While there is a lot of good in this Story, there is not much nice about it. Animals are messy, barns smell, and so do shepherds, who were considered outcasts and barely tolerable. Yet both are important elements of the Story. Jesus came among the outcasts, and does so now. Who am I saying no to? Life is messy, not neat and orderly, or fitting comfortable categories. Sometimes it is dangerous, even tragic, yet in the messiness, danger, and tragedy God is among us being God, often through us, through people. But evil happens through people, through me, too. As I look at the immigrant, LGBTQ, and other tragedies around the world, can I say with any certitude that the Story is not happening again today? What responsibilities do I bear, and do I want to know?
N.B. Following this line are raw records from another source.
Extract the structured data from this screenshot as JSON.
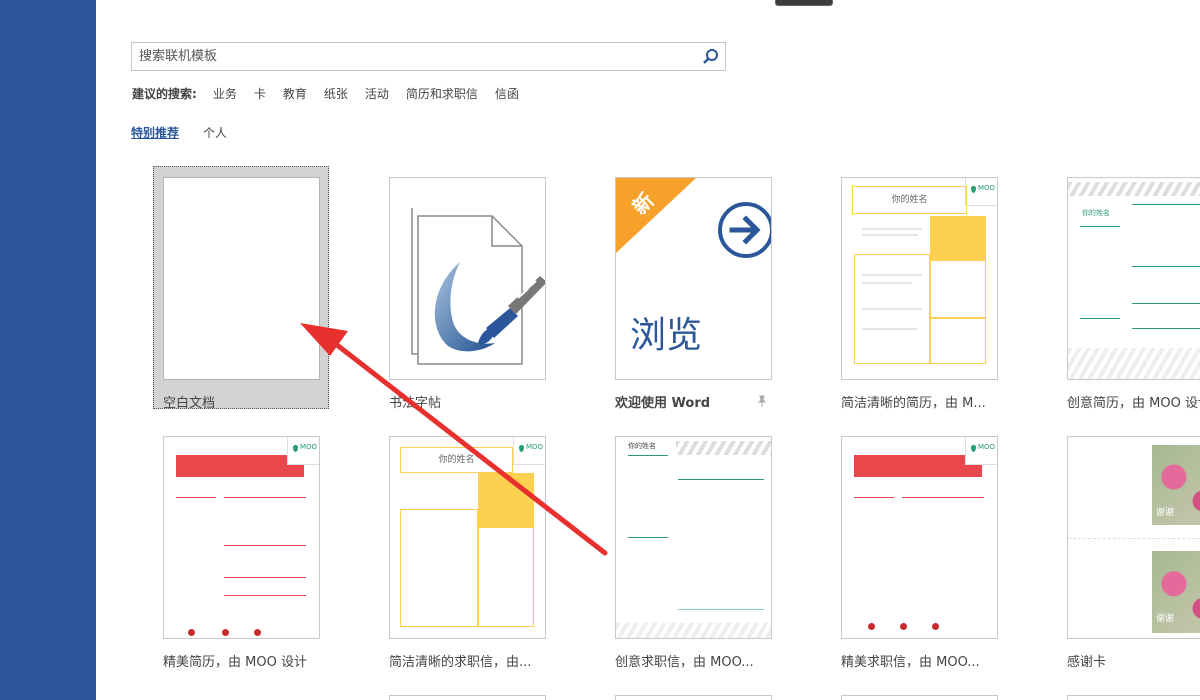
{
  "search": {
    "placeholder": "搜索联机模板"
  },
  "suggested": {
    "label": "建议的搜索:",
    "items": [
      "业务",
      "卡",
      "教育",
      "纸张",
      "活动",
      "简历和求职信",
      "信函"
    ]
  },
  "tabs": [
    {
      "label": "特别推荐",
      "active": true
    },
    {
      "label": "个人",
      "active": false
    }
  ],
  "templates": [
    {
      "label": "空白文档"
    },
    {
      "label": "书法字帖"
    },
    {
      "label": "欢迎使用 Word"
    },
    {
      "label": "简洁清晰的简历，由 M..."
    },
    {
      "label": "创意简历，由 MOO 设计"
    },
    {
      "label": "精美简历，由 MOO 设计"
    },
    {
      "label": "简洁清晰的求职信，由..."
    },
    {
      "label": "创意求职信，由 MOO..."
    },
    {
      "label": "精美求职信，由 MOO..."
    },
    {
      "label": "感谢卡"
    }
  ],
  "browse_tile": {
    "badge": "新",
    "text": "浏览"
  },
  "moo_badge": "MOO",
  "resume_name": "你的姓名",
  "thank_you_text": "谢谢",
  "colors": {
    "sidebar": "#2b579a",
    "accent_red": "#e9474c",
    "accent_yellow": "#fdd150",
    "browse_orange": "#f7a12a",
    "browse_blue": "#2b579a",
    "moo_green": "#2a9d6e",
    "arrow_red": "#e8312f"
  }
}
Christmas can be as personal as I choose. What is it saying to me in my very comfortable senior citizen residence, where I can easily avoid getting involved in anything? What am I not doing to help bring peace and healing? I can’t do much around the world or even in my country or locality anymore, so, now what? Where is the joy that the angels proclaimed, and maybe that I am called to proclaim? While I feel joy in my own life as it is happening now, where is it in the terrible suffering and tragedies around me? What am I called to do to live my joy outside my comfort zone? The Gospel offers answers, but first it gives questions I have to ask. Dare I ask them? Do I even know what they are yet? Am I afraid of the answers? Can I really trust, or do I prefer anxiety about the future? If I choose, I can celebrate the Story by letting the same Spirit lead me on my own journey of trust and letting go, reasonably aware that, as in the past, there will be difficulties, mainly to my ego. Do I want more of that stuff? Do I want to trust, or just talk about trusting? More wandering and wondering. The journey continues, probably into more stuff. Just sayin . . .